opposes the relative motion or tendency to such motion of two bodies in

contact. If we try to push a block of wood across a table, there are two

opposing forces that act: the force associated with the push, and a force that

is associated with the friction which acts in the opposite direction. As

frictional forces are decreased (for example, by placing oil on the table) the

object moves further and further before stopping. This demonstrates Galileo’s

law of inertia too.

@arushi mam??

Yes

Gud morning mam….happy shivratri..F5

Thank u Ayushi mam for this valuable post …__/__

Yeah..its really awsm

GA Sam. Thank You and same to u 🙂

gm sam

शिव की शक्ति, शिव की भक्ति, ख़ुशी की बहार मिले,

शिवरात्रि के पावन अवसर पर आपको ज़िन्दगी की एक नई अच्छी शुरुवात मिले!

शिवरात्रि की हार्दिक शुभकामनायें!

Gm shadow….how r u??

fine and u

Thanq mam…nd welcm

Me as usual fyn…

Hey,dear thanq nd wish u d same

ok,,

cgl 2015 ki preparation kaise chal rhi hai

Yar,, I was focusing on bank po ,,bt ayushi mam k post se aisa feel ho raha hai kk from nw onwards I must prepare for cgl 2015 as well

have u given po interview?

Dear I dint qualify…..bt did tym I will…

gud luck dear….

U too shadow…may dis year v both will get job….

@arushi mam?

Yes Shadow?

Good Morning mam…

happy shivratri…..

Thank You and same to you! 🙂

mam pls provide ECONOMY notes in pdf based on NCERT book

Ayushi mam..plz fci ka syllabus nd previous year cut off jaroor post kriyega…it will help to achieve desired results to all of us

@@shadow

We will try and post it Sam!

Olryt mam…

Shadow we post questions related to economics.

As far as notes are concerned, we will try and make a post for it too!

thanks a lot mam __/__

yes

Year meko ye btao k fci me generalist or depot k liye sirf 1 paper h na…120 questns nd 90 mints

Sir/madam,

What is approximate date of cgl 2014 tier 2?

It was scheduled to be held in January.
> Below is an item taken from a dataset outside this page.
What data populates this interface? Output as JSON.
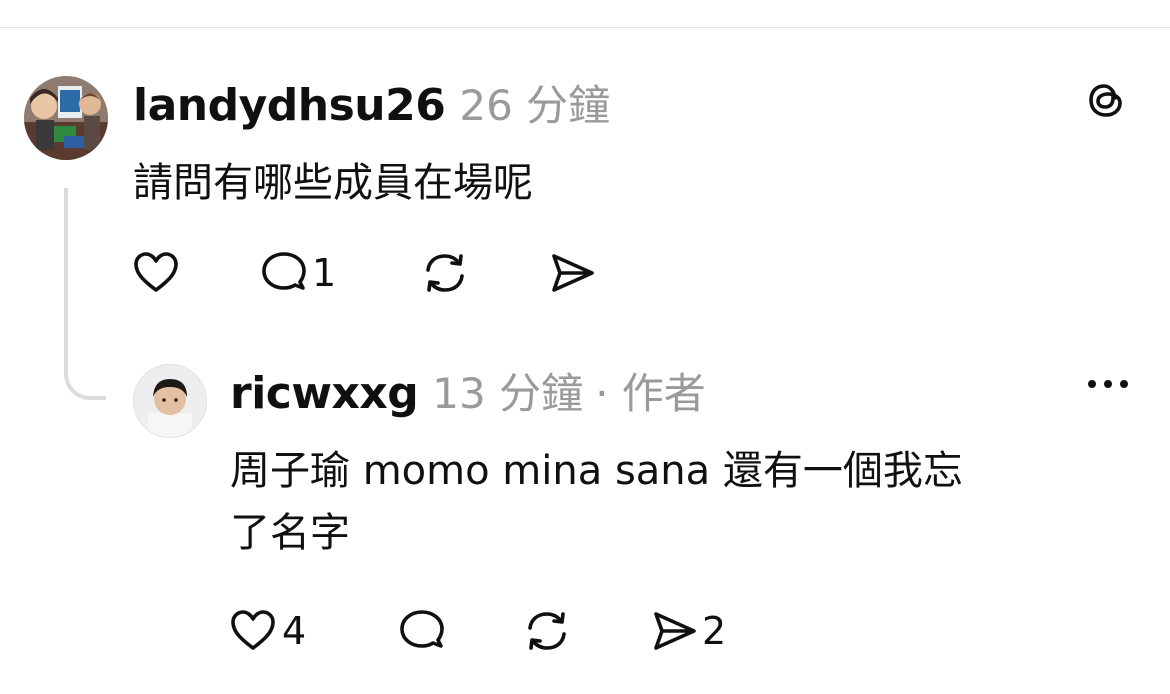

Since it is postponed, official date is yet to be announced..

generalist or general

Arey baba its understood na…olryt general..ab btao

yes paper 1 he hai

Ok….nd graduation % ka koe issue to ne hai..means 69% must or smthing

sorry i have not read whole notification, can not say about %

Thankyou mam/sir :))Data Interpretation Quiz

http://www.sscadda.com/2015/02/data-interpretation-quiz.html

ssc adda also should be in hindi language

_/_